Rayong’s U-Tapao Airport, located around 40 km (25 mi.) from the seaside city of Pattaya, could serve as the hub for Thailand’s MRO industry in the region. As part of an upgrade program to the airport, known as the Eastern Airport City project, a new MRO campus will be built east of a planned second runway at U-Tapao, with a 2021 completion planned. Once the MRO campus opens the following year, the EEC project hopes to attract several companies to the site, which will also house an additional passenger terminal for U-Tapao, cargo terminal, commercial precinct, designated cargo logistics and free trade zone and an aviation training center.
The aggressive approach could create one of Southeast Asia’s most modern hangars. In the summer of 2018, Thailand and Airbus announced a joint venture for a new maintenance facility at the proposed 337,500-m2 (3.6-million-ft.2) MRO site. With an initial investment of 10.588 billion Thai Bhat ($333 million), and a 60/40 split between the private sector and the Thai government, Thai Airways has plans to deliver a full return on investment within 10 years from the date it begins operations. It will occupy the site for an agreed rental period of 50 years, says Catipod Keadmongkong, Thai Airways’ deputy director of the aircraft overhaul department at the U-Tapao site.
A formal signing of the joint venture is expected later this year, with construction expected to commence on the new facility at U-Tapao before the end of 2019. In 2020, tools and equipment for the “smart” hangar will be purchased; recruitment and training of new staff will follow. Thai Airways has had a presence at U-Tapao since 1999, one of its three main bases in Thailand along with locations at Don Mueang and Suvarnabhumi. Its primary services at U-Tapao include C and D checks on Boeing 737, 747 and 777 aircraft, along with C checks on Airbus A330s and A340s and as of May, its first A380 completed in just over 50 days.
The facility will have an extensive capability range, servicing both the in-house Thai Airways fleet and third-party customers and adding heavy check capabilities for new-generation aircraft such as the A350 and the 787. Thai estimates its work split is 80% in-house fleet and 20% third-party work. For heavy maintenance, it will support both widebody and narrowbody aircraft across three bays with up to 800,000 available labor-hours per year.
Thai Airways says that for widebodies this amounts to 56 events per year, while for narrowbodies it will handle 130 events annually. In line maintenance, which spans widebody and narrowbody aircraft, it will provide services for a maximum of 70 flights per day.
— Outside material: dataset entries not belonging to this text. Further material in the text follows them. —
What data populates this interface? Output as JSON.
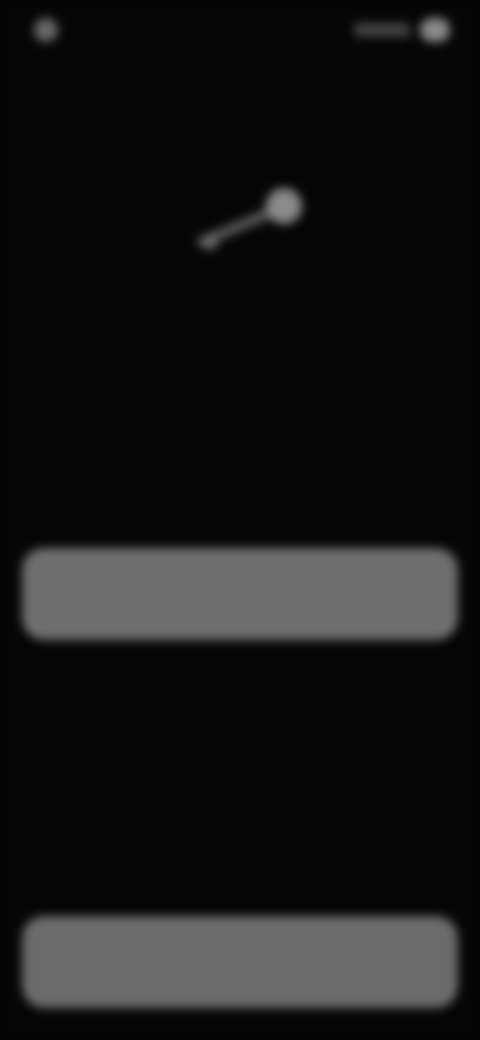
{
  "status_bar": {
    "time": "",
    "icons": [
      "camera-dot-icon",
      "signal-bars-icon",
      "battery-icon"
    ]
  },
  "header": {
    "title": ""
  },
  "hero": {
    "icon": "key-icon"
  },
  "description": {
    "text": ""
  },
  "primary_button": {
    "label": ""
  },
  "bottom_button": {
    "label": ""
  },
  "colors": {
    "background": "#050505",
    "button": "#6f6f6f",
    "text": "#8a8a8a"
  }
}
Paint shop services will also be available for widebody and narrowbody aircraft and can accommodate approximately 22 aircraft per year. In addition, a spare parts warehouse and a ground support equipment center will also be located on-site.
The maintenance expansion will be aided by investment in new technologies, Keadmongkong says. He adds that Thai plans to embrace new tools such as drones for aircraft inspections and robotics for certain operational tasks such as sanding. It also envisages utilizing 3D printing for parts such as brackets and handles found in the cabin. A push toward paperless operations is anticipated by adopting digital records for component traceability, as well as increasing predictive maintenance capabilities through Airbus’ Skywise analytics platform.
However, this reliance on new technology is expected to result in a reduction in staffing. The 361 staff now at the U-Tapao site is expected to be reduced to 250 by the time the new facility opens in 2022, although possible ramp-ups could be forthcoming, depending on demand.